Alas old animals are so much nicer. I love my cat now but it took about eight years."

This from the Oxford Book of Humorous Quotations (1995).


December 15, 2014

December 15, 1930

Edna O'Brien in the title of  her memoir Country Girl: A Memoir, (2012) references her first novel, The Country Girls (1960) which scandalized her Irish parish. and led, fifty years after Joyce, to her leaving Ireland. Now of course she is lauded for her novels, plays, biographies. A president of Ireland has praised her creativity.

We learn from her memoirs that, there were cats in her first children's book, and signs about cats in the woods near the villa she rents to write a book in solitude. But no cats in her household that she mentions, in looking back.

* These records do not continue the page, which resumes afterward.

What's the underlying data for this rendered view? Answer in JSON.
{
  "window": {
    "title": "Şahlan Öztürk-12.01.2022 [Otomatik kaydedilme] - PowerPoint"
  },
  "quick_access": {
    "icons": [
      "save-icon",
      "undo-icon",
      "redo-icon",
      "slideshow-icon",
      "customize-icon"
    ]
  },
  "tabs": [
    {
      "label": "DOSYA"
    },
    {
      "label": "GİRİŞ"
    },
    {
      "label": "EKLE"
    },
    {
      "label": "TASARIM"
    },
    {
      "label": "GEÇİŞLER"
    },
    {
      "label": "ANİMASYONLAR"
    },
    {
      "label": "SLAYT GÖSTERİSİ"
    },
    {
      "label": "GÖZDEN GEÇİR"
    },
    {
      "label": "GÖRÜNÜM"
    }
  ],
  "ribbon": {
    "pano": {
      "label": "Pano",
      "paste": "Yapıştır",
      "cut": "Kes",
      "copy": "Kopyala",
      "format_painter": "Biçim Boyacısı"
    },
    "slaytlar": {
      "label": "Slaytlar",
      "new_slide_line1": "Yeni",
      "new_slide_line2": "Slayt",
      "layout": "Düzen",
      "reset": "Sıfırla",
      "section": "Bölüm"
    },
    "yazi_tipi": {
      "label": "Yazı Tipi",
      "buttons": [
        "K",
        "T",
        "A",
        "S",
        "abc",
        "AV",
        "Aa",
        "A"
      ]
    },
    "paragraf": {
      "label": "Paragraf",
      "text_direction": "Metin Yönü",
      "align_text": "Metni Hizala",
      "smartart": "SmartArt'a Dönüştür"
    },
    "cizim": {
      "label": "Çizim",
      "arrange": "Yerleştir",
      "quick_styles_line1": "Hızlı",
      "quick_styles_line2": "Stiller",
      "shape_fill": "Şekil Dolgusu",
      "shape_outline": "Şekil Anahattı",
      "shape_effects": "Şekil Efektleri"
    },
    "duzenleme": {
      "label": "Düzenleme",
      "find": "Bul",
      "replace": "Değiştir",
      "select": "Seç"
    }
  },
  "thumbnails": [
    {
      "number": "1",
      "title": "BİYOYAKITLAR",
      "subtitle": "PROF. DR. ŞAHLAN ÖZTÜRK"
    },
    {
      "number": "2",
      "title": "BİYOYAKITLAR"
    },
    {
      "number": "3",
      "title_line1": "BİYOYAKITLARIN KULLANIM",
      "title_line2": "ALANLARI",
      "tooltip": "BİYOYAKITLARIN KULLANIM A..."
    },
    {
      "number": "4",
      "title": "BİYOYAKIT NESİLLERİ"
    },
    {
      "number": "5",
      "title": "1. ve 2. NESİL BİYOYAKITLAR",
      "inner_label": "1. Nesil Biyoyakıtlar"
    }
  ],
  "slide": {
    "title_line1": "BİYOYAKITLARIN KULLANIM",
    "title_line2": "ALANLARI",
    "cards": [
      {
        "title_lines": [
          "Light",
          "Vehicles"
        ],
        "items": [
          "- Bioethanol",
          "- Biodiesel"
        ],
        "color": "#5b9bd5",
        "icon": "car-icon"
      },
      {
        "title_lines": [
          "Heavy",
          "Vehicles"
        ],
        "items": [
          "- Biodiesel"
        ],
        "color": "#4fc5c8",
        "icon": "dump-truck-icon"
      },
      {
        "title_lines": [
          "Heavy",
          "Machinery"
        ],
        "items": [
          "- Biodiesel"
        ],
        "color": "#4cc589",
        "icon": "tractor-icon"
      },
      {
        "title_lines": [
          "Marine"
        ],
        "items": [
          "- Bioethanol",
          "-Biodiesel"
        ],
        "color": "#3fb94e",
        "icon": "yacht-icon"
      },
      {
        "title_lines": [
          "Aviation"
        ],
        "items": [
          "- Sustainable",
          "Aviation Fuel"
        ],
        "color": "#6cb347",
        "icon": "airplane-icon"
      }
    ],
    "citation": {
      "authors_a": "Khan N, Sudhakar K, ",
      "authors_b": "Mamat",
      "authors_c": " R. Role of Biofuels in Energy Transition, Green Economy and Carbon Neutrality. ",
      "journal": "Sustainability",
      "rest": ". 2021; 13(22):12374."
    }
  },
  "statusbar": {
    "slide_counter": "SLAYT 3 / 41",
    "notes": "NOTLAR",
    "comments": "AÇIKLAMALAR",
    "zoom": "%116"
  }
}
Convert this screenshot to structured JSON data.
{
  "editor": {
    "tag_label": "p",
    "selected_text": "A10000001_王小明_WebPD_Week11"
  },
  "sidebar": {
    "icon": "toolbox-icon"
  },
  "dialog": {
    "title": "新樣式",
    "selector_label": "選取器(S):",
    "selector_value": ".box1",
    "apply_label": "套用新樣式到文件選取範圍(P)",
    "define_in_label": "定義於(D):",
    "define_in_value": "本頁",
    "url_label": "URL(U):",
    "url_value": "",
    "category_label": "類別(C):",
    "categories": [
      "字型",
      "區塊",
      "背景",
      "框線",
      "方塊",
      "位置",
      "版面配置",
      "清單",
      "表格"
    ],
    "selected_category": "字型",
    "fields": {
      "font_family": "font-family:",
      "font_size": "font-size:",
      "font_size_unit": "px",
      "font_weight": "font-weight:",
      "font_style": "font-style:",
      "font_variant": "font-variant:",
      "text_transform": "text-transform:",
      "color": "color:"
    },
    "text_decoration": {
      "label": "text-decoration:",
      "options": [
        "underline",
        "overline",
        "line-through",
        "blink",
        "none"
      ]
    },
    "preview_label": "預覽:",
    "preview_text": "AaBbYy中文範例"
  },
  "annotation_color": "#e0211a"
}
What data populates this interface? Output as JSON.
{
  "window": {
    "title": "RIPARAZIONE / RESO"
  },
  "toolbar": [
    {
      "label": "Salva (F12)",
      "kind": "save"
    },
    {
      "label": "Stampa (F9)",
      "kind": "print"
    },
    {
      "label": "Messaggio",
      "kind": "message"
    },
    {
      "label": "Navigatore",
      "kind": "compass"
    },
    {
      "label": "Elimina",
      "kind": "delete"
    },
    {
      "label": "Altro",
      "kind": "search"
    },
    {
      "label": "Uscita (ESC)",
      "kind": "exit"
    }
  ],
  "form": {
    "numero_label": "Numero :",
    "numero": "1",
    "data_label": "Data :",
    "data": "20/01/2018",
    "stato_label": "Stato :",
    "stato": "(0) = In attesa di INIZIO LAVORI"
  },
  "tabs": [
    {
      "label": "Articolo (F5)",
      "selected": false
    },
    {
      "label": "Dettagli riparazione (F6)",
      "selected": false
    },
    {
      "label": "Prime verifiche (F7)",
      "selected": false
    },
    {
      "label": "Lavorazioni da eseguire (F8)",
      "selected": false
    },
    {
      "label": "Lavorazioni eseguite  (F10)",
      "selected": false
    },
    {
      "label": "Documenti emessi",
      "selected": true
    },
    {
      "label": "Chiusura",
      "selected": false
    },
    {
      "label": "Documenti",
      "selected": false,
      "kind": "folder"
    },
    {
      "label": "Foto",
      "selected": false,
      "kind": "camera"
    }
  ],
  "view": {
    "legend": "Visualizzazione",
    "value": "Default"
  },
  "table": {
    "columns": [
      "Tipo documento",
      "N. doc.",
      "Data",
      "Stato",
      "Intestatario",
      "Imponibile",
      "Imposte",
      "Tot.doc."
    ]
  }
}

I run into this a lot, of course, in researching for these notes, but usually, and I am not sure why, when someone's prose really impresses, they turn out to also like cats.  


And O'Brien's article about Constance Garnett (in the Guardian) is lovely prose:

There is a postcard on my desk of an Édouard Vuillard painting called Two Women Under the Lamp. The room has a warm, welcoming glow, and I sometimes think which of the sympathetic, scholarly women I would like to sit with there. Invariably, I choose Constance Garnett.

Garnett translated 73 volumes of Russian literature, which included Tolstoy, Turgenev, Dostoevsky, Gogol, Herzen and many others, .... Chance put her on the life-long path for which she was suited. In 1892, with her fiancé Edward Garnett, she went to Bedford Park to meet Volkhovsky, a revolutionary who had escaped from Russia and was editing an émigré journal called Free Russia. His pen name was Stepniak – a man of the steppe. Constance fell "not a little in love with him" ....
[H]e suggested she translate "those splendid Russians". It was a prodigious undertaking for a Victorian Englishwoman who had been a librarian in the East End of London. Her husband helped her with publication, ensuring that the editions be both inexpensive and available to young people. In time they lived separately; but as might a Russian heroine, she wrote to Edward: "Keep a warm heart to me – independence doesn't go very far."

In his life of her, her grandson Richard Garnett describes her, alone in her stone house in Kent, translating and tending her garden; she loved plants almost as much as she loved language. Her life was frugal, her dresses "unambitious", her one seeming luxury a Valor stove with two paraffin wicks, which her adored son, David Garnett, had bought for her. ....


We learn about both authors in O'Brien's comments.